Understanding the primary emissions and secondary formation of gaseous organic acids in the oil sands region of Alberta, Canada
- 1Air Quality Research Division, Environment and Climate Change Canada, Toronto, Ontario, M3H 5T4, Canada
- 2National Research Council Canada, Flight Research Laboratory, Ottawa, K1A 0R6, Canada

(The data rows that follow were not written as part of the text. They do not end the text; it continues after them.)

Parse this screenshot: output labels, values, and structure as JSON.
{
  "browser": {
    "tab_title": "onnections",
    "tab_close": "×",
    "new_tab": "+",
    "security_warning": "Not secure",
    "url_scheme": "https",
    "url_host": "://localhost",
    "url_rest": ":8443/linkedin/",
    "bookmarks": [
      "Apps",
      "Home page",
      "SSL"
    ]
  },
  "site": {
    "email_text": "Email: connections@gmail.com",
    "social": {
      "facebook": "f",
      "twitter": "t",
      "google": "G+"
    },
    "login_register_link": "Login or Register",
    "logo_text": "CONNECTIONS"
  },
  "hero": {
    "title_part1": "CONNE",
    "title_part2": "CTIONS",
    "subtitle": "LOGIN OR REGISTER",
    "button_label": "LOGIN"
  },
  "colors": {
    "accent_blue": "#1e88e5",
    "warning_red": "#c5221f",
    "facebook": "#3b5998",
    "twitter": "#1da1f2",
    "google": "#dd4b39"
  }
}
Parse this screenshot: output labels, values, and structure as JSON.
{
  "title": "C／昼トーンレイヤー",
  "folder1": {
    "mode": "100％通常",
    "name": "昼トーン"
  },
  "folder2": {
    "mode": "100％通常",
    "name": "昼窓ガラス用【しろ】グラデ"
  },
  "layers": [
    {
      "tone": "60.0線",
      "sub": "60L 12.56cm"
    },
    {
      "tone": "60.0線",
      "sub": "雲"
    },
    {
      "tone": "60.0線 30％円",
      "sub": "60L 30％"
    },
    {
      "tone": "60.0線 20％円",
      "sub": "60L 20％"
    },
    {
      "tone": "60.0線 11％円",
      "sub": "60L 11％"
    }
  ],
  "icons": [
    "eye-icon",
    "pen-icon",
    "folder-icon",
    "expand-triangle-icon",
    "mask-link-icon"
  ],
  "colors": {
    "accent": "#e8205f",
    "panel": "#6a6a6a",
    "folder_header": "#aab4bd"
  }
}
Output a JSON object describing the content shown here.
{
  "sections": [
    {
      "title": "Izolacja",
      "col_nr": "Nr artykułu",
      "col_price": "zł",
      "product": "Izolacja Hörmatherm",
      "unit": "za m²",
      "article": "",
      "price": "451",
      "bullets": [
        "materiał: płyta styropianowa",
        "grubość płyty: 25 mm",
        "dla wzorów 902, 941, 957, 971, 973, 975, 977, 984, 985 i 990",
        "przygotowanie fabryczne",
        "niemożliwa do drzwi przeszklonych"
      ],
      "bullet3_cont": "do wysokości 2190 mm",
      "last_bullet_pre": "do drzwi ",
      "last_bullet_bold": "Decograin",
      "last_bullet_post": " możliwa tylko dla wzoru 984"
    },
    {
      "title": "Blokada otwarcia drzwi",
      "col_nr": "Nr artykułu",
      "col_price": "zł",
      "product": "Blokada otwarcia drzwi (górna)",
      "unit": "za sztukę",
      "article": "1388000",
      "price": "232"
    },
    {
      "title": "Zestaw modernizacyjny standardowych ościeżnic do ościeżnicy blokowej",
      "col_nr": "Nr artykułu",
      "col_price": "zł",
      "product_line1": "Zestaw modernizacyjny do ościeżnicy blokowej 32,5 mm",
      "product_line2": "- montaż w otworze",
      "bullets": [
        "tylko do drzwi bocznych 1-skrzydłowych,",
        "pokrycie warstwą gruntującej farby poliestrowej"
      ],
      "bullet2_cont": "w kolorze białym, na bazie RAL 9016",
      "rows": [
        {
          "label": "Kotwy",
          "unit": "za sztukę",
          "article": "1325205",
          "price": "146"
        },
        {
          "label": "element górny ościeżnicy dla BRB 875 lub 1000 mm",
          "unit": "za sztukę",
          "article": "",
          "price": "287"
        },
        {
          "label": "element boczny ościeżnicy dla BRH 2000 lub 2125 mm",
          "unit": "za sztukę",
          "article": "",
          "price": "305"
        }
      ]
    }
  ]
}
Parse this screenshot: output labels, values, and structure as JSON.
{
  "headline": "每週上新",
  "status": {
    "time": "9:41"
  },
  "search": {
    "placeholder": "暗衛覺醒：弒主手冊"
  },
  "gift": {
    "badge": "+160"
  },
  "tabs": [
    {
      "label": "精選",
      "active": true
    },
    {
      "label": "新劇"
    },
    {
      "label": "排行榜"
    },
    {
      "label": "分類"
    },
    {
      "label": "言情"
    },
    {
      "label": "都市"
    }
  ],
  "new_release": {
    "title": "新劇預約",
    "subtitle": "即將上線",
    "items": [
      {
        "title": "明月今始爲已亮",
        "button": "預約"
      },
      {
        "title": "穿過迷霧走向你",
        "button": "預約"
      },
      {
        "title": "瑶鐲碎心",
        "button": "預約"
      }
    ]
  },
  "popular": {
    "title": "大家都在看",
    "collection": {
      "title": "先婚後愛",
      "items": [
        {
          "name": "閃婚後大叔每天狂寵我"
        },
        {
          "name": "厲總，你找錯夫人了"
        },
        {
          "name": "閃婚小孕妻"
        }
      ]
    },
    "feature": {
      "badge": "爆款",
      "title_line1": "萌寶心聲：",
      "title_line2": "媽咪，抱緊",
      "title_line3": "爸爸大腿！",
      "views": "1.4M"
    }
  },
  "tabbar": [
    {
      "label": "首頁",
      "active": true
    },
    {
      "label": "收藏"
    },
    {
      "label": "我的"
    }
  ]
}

Abstract. Organic acids are known to be emitted from combustion processes and are key photochemical products of biogenic and anthropogenic precursors. Despite their multiple environmental impacts, such as on acid deposition and human–ecosystem health, little is known regarding their emission magnitudes or detailed chemical formation mechanisms. In the current work, airborne measurements of 18 gas-phase low-molecular-weight organic acids were made in the summer of 2013 over the oil sands region of Alberta, Canada, an area of intense unconventional oil extraction. The data from these measurements were used in conjunction with emission retrieval algorithms to derive the total and speciated primary organic acid emission rates, as well as secondary formation rates downwind of oil sands operations. The results of the analysis indicate that approximately 12 t day−1 of low-molecular-weight organic acids, dominated by C1–C5 acids, were emitted directly from off-road diesel vehicles within open pit mines. Although there are no specific reporting requirements for primary organic acids, the measured emissions were similar in magnitude to primary oxygenated hydrocarbon emissions, for which there are reporting thresholds, measured previously ( ≈ 20 t day−1). Conversely, photochemical production of gaseous organic acids significantly exceeded the primary sources, with formation rates of up to ≈ 184 t day−1 downwind of the oil sands facilities. The formation and evolution of organic acids from a Lagrangian flight were modelled with a box model, incorporating a detailed hydrocarbon reaction mechanism extracted from the Master Chemical Mechanism (v3.3). Despite evidence of significant secondary organic acid formation, the explicit chemical box model largely underestimated their formation in the oil sands plumes, accounting for 39, 46, 26, and 23 % of the measured formic, acetic, acrylic, and propionic acids respectively and with little contributions from biogenic VOC precursors. The model results, together with an examination of the carbon mass balance between the organic acids formed and the primary VOCs emitted from oil sands operations, suggest the existence of significant missing secondary sources and precursor emissions related to oil sands and/or an incomplete mechanistic and quantitative understanding of how they are processed in the atmosphere.